Most counties, such as the counties of Santa Clara, Los Angeles and San Diego, distribute mosquitofish for free through the local vector-control program. Depending on the county, some vector-control districts even deliver them to the residents without charge.
Mosquitofish have long been used to effectively control mosquitoes in areas where there is an abundance of mosquito larvae. The fish stay and swim close to the water surface where the larvae are deposited, eating them and preventing them from reaching their pupal and adult stage.
Unlike other fish, the mosquitofish do not lay eggs, but produce live young. They do not require a special environment to protect their eggs, and the young ones can feed by themselves. Mosquitofish also reproduce quickly, producing 50 to 100 broods in an interval of six weeks.

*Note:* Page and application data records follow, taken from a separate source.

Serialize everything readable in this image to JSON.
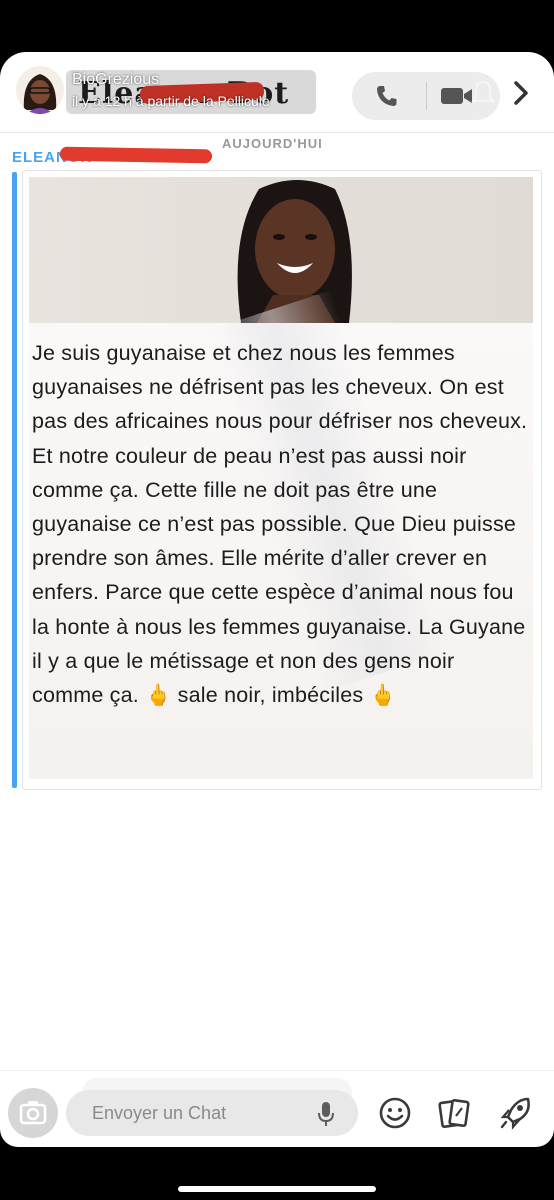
{
  "header": {
    "title": "Eleanor Bot",
    "story_name": "BioGrezious",
    "story_time": "il y a 12 h à partir de la Pellicule",
    "phone_icon": "phone-icon",
    "video_icon": "video-camera-icon",
    "chevron_icon": "chevron-right-icon"
  },
  "conversation": {
    "day_label": "AUJOURD'HUI",
    "sender": "ELEANOR",
    "accent_color": "#4aa3f0",
    "redaction_color": "#e23a2c"
  },
  "message": {
    "text": "Je suis guyanaise et chez nous les femmes guyanaises ne défrisent pas les cheveux. On est pas des africaines nous pour défriser nos cheveux. Et notre couleur de peau n’est pas aussi noir comme ça. Cette fille ne doit pas être une guyanaise ce n’est pas possible. Que Dieu puisse prendre son âmes. Elle mérite d’aller crever en enfers. Parce que cette espèce d’animal nous fou la  honte à nous les femmes guyanaise. La Guyane il y a que le métissage et non des gens noir comme ça.",
    "emoji_1": "🖕",
    "tail": " sale noir, imbéciles ",
    "emoji_2": "🖕"
  },
  "composer": {
    "placeholder": "Envoyer un Chat",
    "camera_icon": "camera-icon",
    "mic_icon": "microphone-icon",
    "emoji_icon": "smiley-icon",
    "sticker_icon": "sticker-cards-icon",
    "games_icon": "rocket-icon"
  }
}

In some counties, such as San Diego County, if a resident has too many mosquitofish, the vector-control district can come and collect the extra fish.
The mosquitofish may compete with other fish for food and feed on other live things in its habitat. Because they are prolific, they can easily outnumber other types of fish. They are used primarily in controlling the mosquito population in green swimming pools, ornamental ponds and fountains. In most states, residents are not allowed to plant mosquitofish in state-owned waters, such as rivers and lakes.